Once you turn 26, it’s too late to register for the draft. If you turn 26 and haven’t registered, you may be prosecuted, convicted, and imprisoned for up to five years, as not registering is considered a felony. You may also be fined $250,000 for not registering.
Even if legal action is not taken against you, you may be denied financial aid, federal job training, and any form of federal employment.
How To Register for Selective Service
You can register by visiting the Selective Service System website and providing a valid Social Security Number, using the printable registration form, or completing SSS Form 1 at your local post office.
You’ll be asked to provide your full name, permanent address, SSN, and email.
If you need to verify your registration, you can visit the previously-linked page and click “Verify Registration,” after which you’ll be asked to provide your information. If you have issues with registration verification, you’re asked to call the Selective Service System at 1 (888) 655-1825.
How Do Military Drafts Work?
If there’s a crisis that requires a larger number of military personnel to keep the nation and our allies safe, a draft will be enacted. The Selective Service will begin the draft with a sequence that is determined by random draw, and draftees will be chosen by birth year, then by the month and day. For example, the number 1 would represent January, 2 would stand for February, 3 for March, and so on and so forth. The numbers would literally be drawn like a lottery on television.
After you’re drafted, you’ll be told where to report to, where you’ll then be assessed for moral aptitude and mental and physical fitness. After you’re assessed, you’ll either be deferred or exempted or inducted into the American Armed Forces.
The most recent draft was in 1973 at the end of the Vietnam War. During the Vietnam War, from 1964 to 1973, more than 1.8 million men were drafted into the military.
During the 1970 draft for the Vietnam War, men born in 1951 were chosen first. Then, 125 birthdays within that year were randomly chosen to go into the military.
The Vietnam Draft was met with a lot of criticism during its time, as it was alleged that the majority of men ultimately chosen to serve were poor, working-class men, men of color, or men from rural areas. Men from more affluent backgrounds were often exempted or deferred.
Why Should You Care?
The Selective Service has been met with a lot of criticism throughout the years, and much of this criticism revolves around fairness and equity. However, in a perfect world with unbiased draft decisions and legislation, the Selective Service is actually really important for our nation.
Aside from the fact that it’s illegal not to register and can lead to serious problems for your future, the draft allows our nation to maintain one of the top forces in the world and ensures the protection of America and her citizens, not to mention all of our allies. Many see draft registration as a civic duty, and this is highlighted in the current 90% registration compliance rate in the nation today.

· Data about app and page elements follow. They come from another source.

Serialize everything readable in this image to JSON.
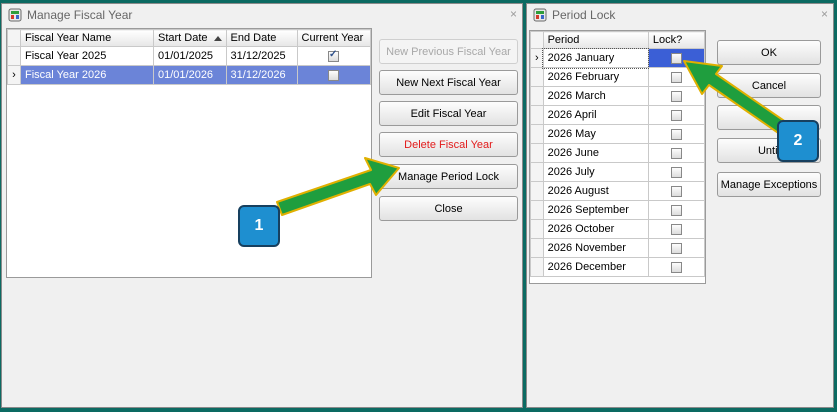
{
  "window1": {
    "title": "Manage Fiscal Year",
    "close_glyph": "×",
    "grid": {
      "columns": [
        "Fiscal Year Name",
        "Start Date",
        "End Date",
        "Current Year"
      ],
      "rows": [
        {
          "name": "Fiscal Year 2025",
          "start": "01/01/2025",
          "end": "31/12/2025",
          "current": true
        },
        {
          "name": "Fiscal Year 2026",
          "start": "01/01/2026",
          "end": "31/12/2026",
          "current": false
        }
      ],
      "row_indicator": "›"
    },
    "buttons": {
      "new_previous": "New Previous Fiscal Year",
      "new_next": "New Next Fiscal Year",
      "edit": "Edit Fiscal Year",
      "delete": "Delete Fiscal Year",
      "manage_period_lock": "Manage Period Lock",
      "close": "Close"
    }
  },
  "window2": {
    "title": "Period Lock",
    "close_glyph": "×",
    "grid": {
      "columns": [
        "Period",
        "Lock?"
      ],
      "rows": [
        {
          "period": "2026 January",
          "lock": false
        },
        {
          "period": "2026 February",
          "lock": false
        },
        {
          "period": "2026 March",
          "lock": false
        },
        {
          "period": "2026 April",
          "lock": false
        },
        {
          "period": "2026 May",
          "lock": false
        },
        {
          "period": "2026 June",
          "lock": false
        },
        {
          "period": "2026 July",
          "lock": false
        },
        {
          "period": "2026 August",
          "lock": false
        },
        {
          "period": "2026 September",
          "lock": false
        },
        {
          "period": "2026 October",
          "lock": false
        },
        {
          "period": "2026 November",
          "lock": false
        },
        {
          "period": "2026 December",
          "lock": false
        }
      ],
      "row_indicator": "›"
    },
    "buttons": {
      "ok": "OK",
      "cancel": "Cancel",
      "all": "All",
      "until": "Until",
      "manage_exceptions": "Manage Exceptions"
    }
  },
  "callouts": {
    "one": "1",
    "two": "2"
  },
  "colors": {
    "arrow_fill": "#1f9e3e",
    "arrow_stroke": "#e0b000",
    "callout": "#1e8fd0",
    "selection": "#6b84d8",
    "background": "#0c6a62"
  }
}
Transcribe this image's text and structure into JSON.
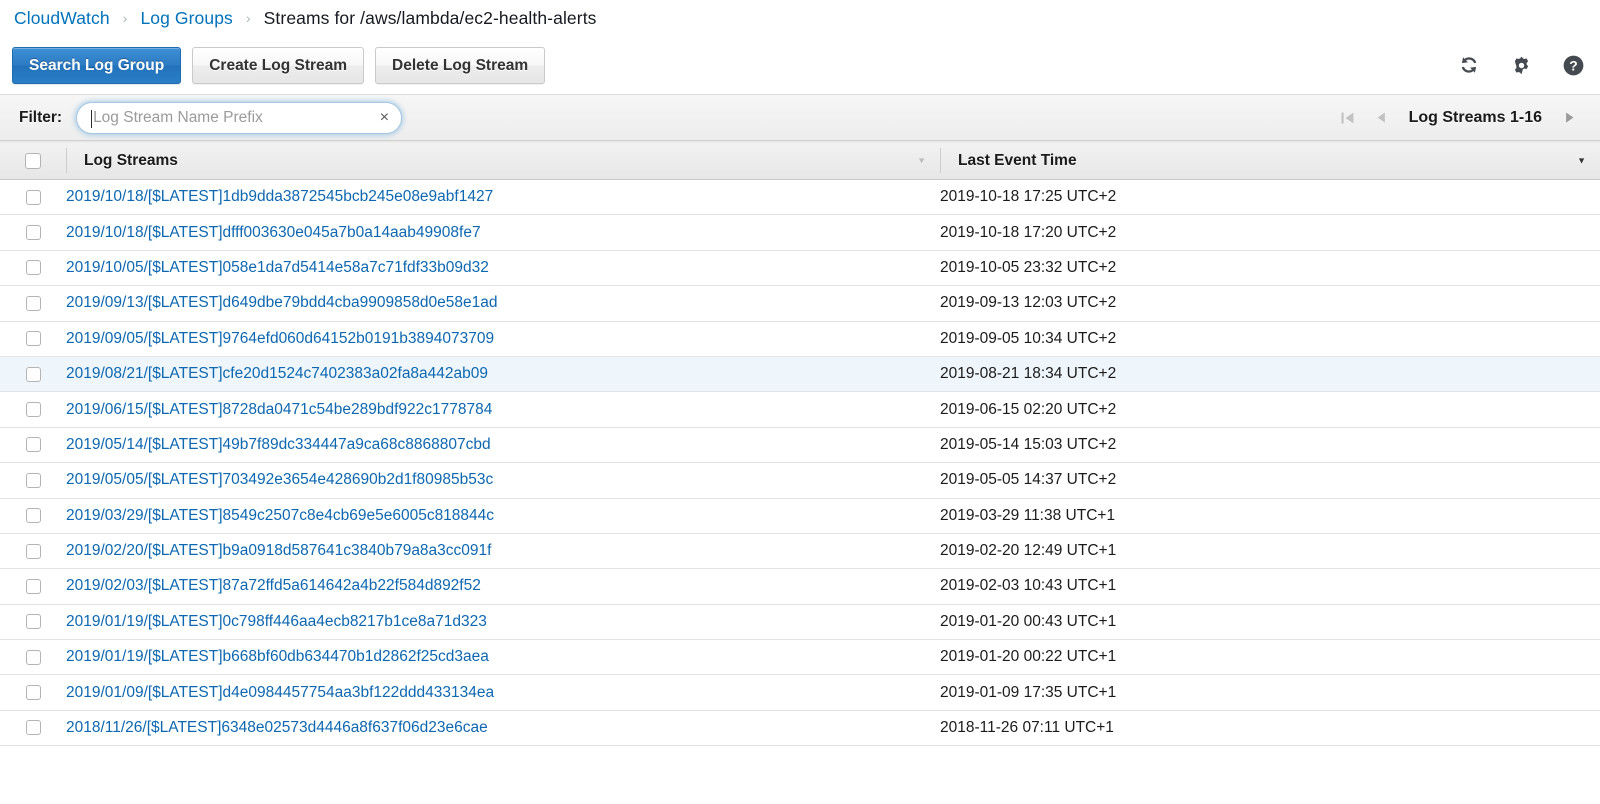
{
  "breadcrumb": {
    "root": "CloudWatch",
    "section": "Log Groups",
    "current": "Streams for /aws/lambda/ec2-health-alerts",
    "separator": "›"
  },
  "toolbar": {
    "search_label": "Search Log Group",
    "create_label": "Create Log Stream",
    "delete_label": "Delete Log Stream",
    "icons": {
      "refresh": "refresh-icon",
      "settings": "gear-icon",
      "help": "help-icon"
    }
  },
  "filter": {
    "label": "Filter:",
    "placeholder": "Log Stream Name Prefix",
    "value": "",
    "clear_glyph": "×"
  },
  "pagination": {
    "first_glyph": "❘◀",
    "prev_glyph": "◀",
    "next_glyph": "▶",
    "label": "Log Streams 1-16",
    "first_enabled": false,
    "prev_enabled": false,
    "next_enabled": true
  },
  "table": {
    "columns": {
      "name": "Log Streams",
      "time": "Last Event Time"
    },
    "sort_caret": "▼",
    "rows": [
      {
        "name": "2019/10/18/[$LATEST]1db9dda3872545bcb245e08e9abf1427",
        "time": "2019-10-18 17:25 UTC+2",
        "highlighted": false
      },
      {
        "name": "2019/10/18/[$LATEST]dfff003630e045a7b0a14aab49908fe7",
        "time": "2019-10-18 17:20 UTC+2",
        "highlighted": false
      },
      {
        "name": "2019/10/05/[$LATEST]058e1da7d5414e58a7c71fdf33b09d32",
        "time": "2019-10-05 23:32 UTC+2",
        "highlighted": false
      },
      {
        "name": "2019/09/13/[$LATEST]d649dbe79bdd4cba9909858d0e58e1ad",
        "time": "2019-09-13 12:03 UTC+2",
        "highlighted": false
      },
      {
        "name": "2019/09/05/[$LATEST]9764efd060d64152b0191b3894073709",
        "time": "2019-09-05 10:34 UTC+2",
        "highlighted": false
      },
      {
        "name": "2019/08/21/[$LATEST]cfe20d1524c7402383a02fa8a442ab09",
        "time": "2019-08-21 18:34 UTC+2",
        "highlighted": true
      },
      {
        "name": "2019/06/15/[$LATEST]8728da0471c54be289bdf922c1778784",
        "time": "2019-06-15 02:20 UTC+2",
        "highlighted": false
      },
      {
        "name": "2019/05/14/[$LATEST]49b7f89dc334447a9ca68c8868807cbd",
        "time": "2019-05-14 15:03 UTC+2",
        "highlighted": false
      },
      {
        "name": "2019/05/05/[$LATEST]703492e3654e428690b2d1f80985b53c",
        "time": "2019-05-05 14:37 UTC+2",
        "highlighted": false
      },
      {
        "name": "2019/03/29/[$LATEST]8549c2507c8e4cb69e5e6005c818844c",
        "time": "2019-03-29 11:38 UTC+1",
        "highlighted": false
      },
      {
        "name": "2019/02/20/[$LATEST]b9a0918d587641c3840b79a8a3cc091f",
        "time": "2019-02-20 12:49 UTC+1",
        "highlighted": false
      },
      {
        "name": "2019/02/03/[$LATEST]87a72ffd5a614642a4b22f584d892f52",
        "time": "2019-02-03 10:43 UTC+1",
        "highlighted": false
      },
      {
        "name": "2019/01/19/[$LATEST]0c798ff446aa4ecb8217b1ce8a71d323",
        "time": "2019-01-20 00:43 UTC+1",
        "highlighted": false
      },
      {
        "name": "2019/01/19/[$LATEST]b668bf60db634470b1d2862f25cd3aea",
        "time": "2019-01-20 00:22 UTC+1",
        "highlighted": false
      },
      {
        "name": "2019/01/09/[$LATEST]d4e0984457754aa3bf122ddd433134ea",
        "time": "2019-01-09 17:35 UTC+1",
        "highlighted": false
      },
      {
        "name": "2018/11/26/[$LATEST]6348e02573d4446a8f637f06d23e6cae",
        "time": "2018-11-26 07:11 UTC+1",
        "highlighted": false
      }
    ]
  },
  "colors": {
    "link": "#0073bb",
    "stream_link": "#0d68b1",
    "primary_button": "#2272bb",
    "row_highlight": "#eef6fb"
  }
}
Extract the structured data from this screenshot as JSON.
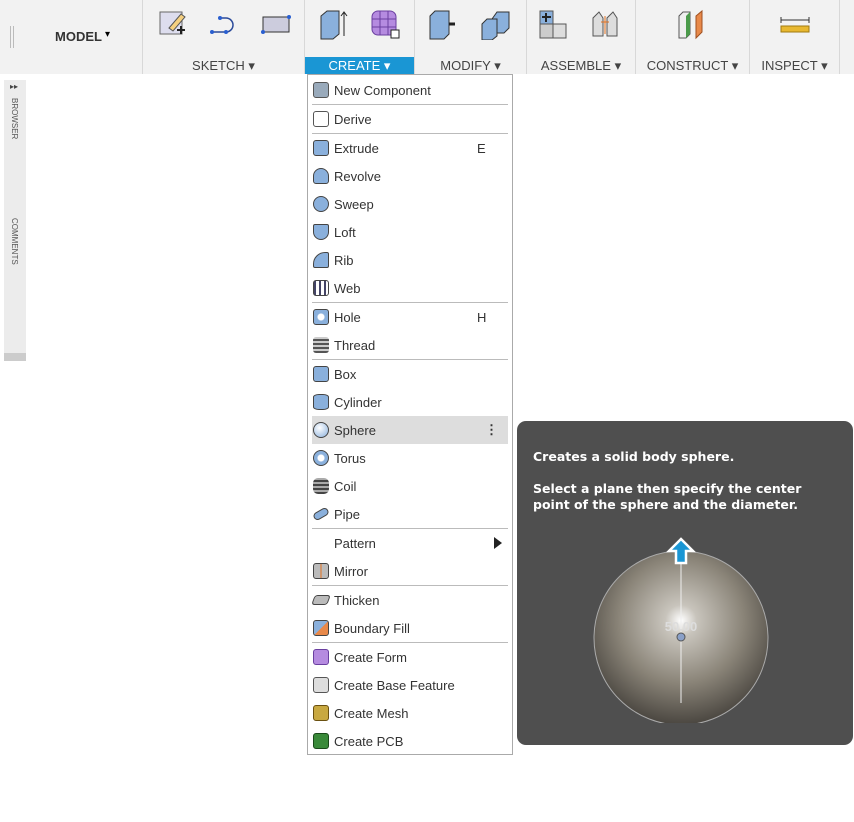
{
  "toolbar": {
    "workspace": "MODEL",
    "groups": [
      {
        "label": "SKETCH"
      },
      {
        "label": "CREATE"
      },
      {
        "label": "MODIFY"
      },
      {
        "label": "ASSEMBLE"
      },
      {
        "label": "CONSTRUCT"
      },
      {
        "label": "INSPECT"
      }
    ],
    "caret": "▾"
  },
  "leftbar": {
    "browser": "BROWSER",
    "comments": "COMMENTS"
  },
  "menu": {
    "items": [
      {
        "label": "New Component"
      },
      {
        "label": "Derive"
      },
      {
        "label": "Extrude",
        "shortcut": "E"
      },
      {
        "label": "Revolve"
      },
      {
        "label": "Sweep"
      },
      {
        "label": "Loft"
      },
      {
        "label": "Rib"
      },
      {
        "label": "Web"
      },
      {
        "label": "Hole",
        "shortcut": "H"
      },
      {
        "label": "Thread"
      },
      {
        "label": "Box"
      },
      {
        "label": "Cylinder"
      },
      {
        "label": "Sphere",
        "more": "⋮"
      },
      {
        "label": "Torus"
      },
      {
        "label": "Coil"
      },
      {
        "label": "Pipe"
      },
      {
        "label": "Pattern"
      },
      {
        "label": "Mirror"
      },
      {
        "label": "Thicken"
      },
      {
        "label": "Boundary Fill"
      },
      {
        "label": "Create Form"
      },
      {
        "label": "Create Base Feature"
      },
      {
        "label": "Create Mesh"
      },
      {
        "label": "Create PCB"
      }
    ]
  },
  "tooltip": {
    "line1": "Creates a solid body sphere.",
    "line2": "Select a plane then specify the center point of the sphere and the diameter.",
    "dimension": "50.00"
  },
  "colors": {
    "accent": "#1a96d4",
    "tooltip_bg": "#4f4f4f"
  }
}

The Final Scoop
Now that you know the answers to a few key questions like, “What is Selective Service System?” and “What was the Selective Service Act?” you can go into your draft registration with a full arsenal of knowledge and history behind your decision to register. Though the Selective Service for this country has had its issues, it’s still a vital and necessary service if, God forbid, we find ourselves in another international conflict without enough troops to be successful in defending ourselves and our allies.
Suggested read: Air Force Basic Training: Everything You Need to Know